How to complete this task:
Copy the entries out again in full.

---+---

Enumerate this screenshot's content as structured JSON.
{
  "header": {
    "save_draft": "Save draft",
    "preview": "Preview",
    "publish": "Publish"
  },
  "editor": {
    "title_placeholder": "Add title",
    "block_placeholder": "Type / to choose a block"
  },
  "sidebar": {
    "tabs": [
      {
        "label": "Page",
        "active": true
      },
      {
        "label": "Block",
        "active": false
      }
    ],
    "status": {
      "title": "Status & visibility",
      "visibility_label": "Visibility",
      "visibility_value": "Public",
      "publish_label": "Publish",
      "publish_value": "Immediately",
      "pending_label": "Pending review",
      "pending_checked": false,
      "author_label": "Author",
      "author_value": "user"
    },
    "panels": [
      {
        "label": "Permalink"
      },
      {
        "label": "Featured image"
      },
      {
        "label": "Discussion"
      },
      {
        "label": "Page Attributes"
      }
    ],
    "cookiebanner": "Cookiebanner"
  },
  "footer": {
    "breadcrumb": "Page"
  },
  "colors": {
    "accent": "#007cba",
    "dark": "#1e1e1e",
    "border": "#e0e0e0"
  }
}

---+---

Answer to this problem:
Enumerate this screenshot's content as structured JSON.
{
  "header": {
    "save_draft": "Save draft",
    "preview": "Preview",
    "publish": "Publish"
  },
  "editor": {
    "title_placeholder": "Add title",
    "block_placeholder": "Type / to choose a block"
  },
  "sidebar": {
    "tabs": [
      {
        "label": "Page",
        "active": true
      },
      {
        "label": "Block",
        "active": false
      }
    ],
    "status": {
      "title": "Status & visibility",
      "visibility_label": "Visibility",
      "visibility_value": "Public",
      "publish_label": "Publish",
      "publish_value": "Immediately",
      "pending_label": "Pending review",
      "pending_checked": false,
      "author_label": "Author",
      "author_value": "user"
    },
    "panels": [
      {
        "label": "Permalink"
      },
      {
        "label": "Featured image"
      },
      {
        "label": "Discussion"
      },
      {
        "label": "Page Attributes"
      }
    ],
    "cookiebanner": "Cookiebanner"
  },
  "footer": {
    "breadcrumb": "Page"
  },
  "colors": {
    "accent": "#007cba",
    "dark": "#1e1e1e",
    "border": "#e0e0e0"
  }
}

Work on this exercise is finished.